Manufacture Your Day by DISCOVERING THE SECRET POWER OF SELF-MOTIVATION
If you are an employee, do you think your manager is responsible to motivate you?
If you are a manager, do you think it is your responsibility to motivate your employees?
Here is the simple answer: “No.” Management is responsible to create a motivating environment, and management is responsible to develop self-reliant and self-motivated employees. That’s it.
External motivation (carrot or stick method) was a motivational technique that seemed to work well during the industrial age.
Carrot (motivation by desire) = more money, a title.
Stick (motivation by fear) = if you don’t do what I tell you to do, you will get fired.

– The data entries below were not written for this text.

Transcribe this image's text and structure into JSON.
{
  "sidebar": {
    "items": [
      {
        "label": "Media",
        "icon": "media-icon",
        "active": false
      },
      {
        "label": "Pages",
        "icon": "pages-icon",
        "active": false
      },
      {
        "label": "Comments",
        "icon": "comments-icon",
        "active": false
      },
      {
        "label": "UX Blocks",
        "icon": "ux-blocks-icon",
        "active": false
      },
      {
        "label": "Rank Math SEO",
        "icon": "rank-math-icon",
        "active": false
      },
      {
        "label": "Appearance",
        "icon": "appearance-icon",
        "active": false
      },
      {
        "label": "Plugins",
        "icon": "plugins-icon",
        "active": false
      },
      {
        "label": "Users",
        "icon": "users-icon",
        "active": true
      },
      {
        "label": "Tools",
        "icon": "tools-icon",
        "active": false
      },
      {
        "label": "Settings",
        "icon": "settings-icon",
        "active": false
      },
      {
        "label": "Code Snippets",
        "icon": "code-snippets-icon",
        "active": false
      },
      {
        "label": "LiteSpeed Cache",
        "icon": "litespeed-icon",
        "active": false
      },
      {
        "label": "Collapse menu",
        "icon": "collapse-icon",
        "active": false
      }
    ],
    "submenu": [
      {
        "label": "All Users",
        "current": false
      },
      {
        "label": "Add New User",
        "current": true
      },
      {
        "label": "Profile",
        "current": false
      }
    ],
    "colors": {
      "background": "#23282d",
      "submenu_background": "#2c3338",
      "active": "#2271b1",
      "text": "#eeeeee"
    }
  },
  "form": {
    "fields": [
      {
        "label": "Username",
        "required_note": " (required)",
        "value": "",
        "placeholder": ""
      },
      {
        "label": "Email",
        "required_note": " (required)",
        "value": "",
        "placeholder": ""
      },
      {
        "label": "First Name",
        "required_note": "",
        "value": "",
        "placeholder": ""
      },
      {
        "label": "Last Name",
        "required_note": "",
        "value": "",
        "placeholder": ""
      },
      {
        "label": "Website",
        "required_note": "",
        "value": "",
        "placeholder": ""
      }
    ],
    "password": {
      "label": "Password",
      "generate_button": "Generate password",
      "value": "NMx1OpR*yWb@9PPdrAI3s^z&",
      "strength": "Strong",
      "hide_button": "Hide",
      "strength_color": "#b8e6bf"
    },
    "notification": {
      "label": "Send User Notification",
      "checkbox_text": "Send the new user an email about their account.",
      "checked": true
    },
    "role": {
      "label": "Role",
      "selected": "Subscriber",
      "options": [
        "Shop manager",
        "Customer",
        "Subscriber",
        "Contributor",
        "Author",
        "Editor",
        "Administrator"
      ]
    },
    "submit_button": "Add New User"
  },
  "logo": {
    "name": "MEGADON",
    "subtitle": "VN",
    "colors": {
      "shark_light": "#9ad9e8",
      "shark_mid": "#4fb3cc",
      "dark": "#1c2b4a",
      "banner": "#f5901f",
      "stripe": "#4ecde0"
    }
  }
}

Today we are in the age of knowledge work and information technology. Many managers are frustrated by the fact that what used to work simply doesn’t work anymore. Our young generation isn’t motivated by money and titles and if you apply the stick, they will simply move back into their parents basement. Ouch!
Here is the thing, we can all feel frustrated and demotivated at times. That is totally o.k. What is not o.k. is that most people simply don’t have a mental strategy in place how they can motivate themselves when they are in a rut.
Do you give people goals (mainly numbers/targets) and expect them to be excited?
Have you ever spoon-fed your team members so that they won’t make a mistake?
Have you ever had the feeling that people don’t move until you tell them to move?
If your answer is yes to all or most of these questions, please don’t feel bad because you are not alone.
- allowing people to be involved in the corporate goal setting process – WIIFT (what’s in it for them?)
- making personal development an expectation in the performance review? People have to tell you what they want to learn this year – what courses to take, what skills to learn, what behaviours to improve, what mentor to choose, what books to read (and drop that demotivational 1 – 10 Performance Review Rating System)?
- hiring more people based on their personal hobbies and talents than just for skill and education only (a hobby can tell you a lot about a person’s drive and personality)?
- asking people more open-ended questions so that they can have “a voice” in the problem solving process.
- teaching people the power of goal setting in their personal life in order to get happier, healthier and more productive employees?
Will some of these ideas cost money?
Yes, but most definitely not as much as it will cost to have ongoing performance issues, lack of discipline, high turnover and absenteeism, health & safety issues and quality concerns.
Self-motivation is a good skill to develop and everyone will benefit from it – the company, the employees and the employees’ families and friends.
Stop wishing and start doing! The best project we will ever work on is ourselves.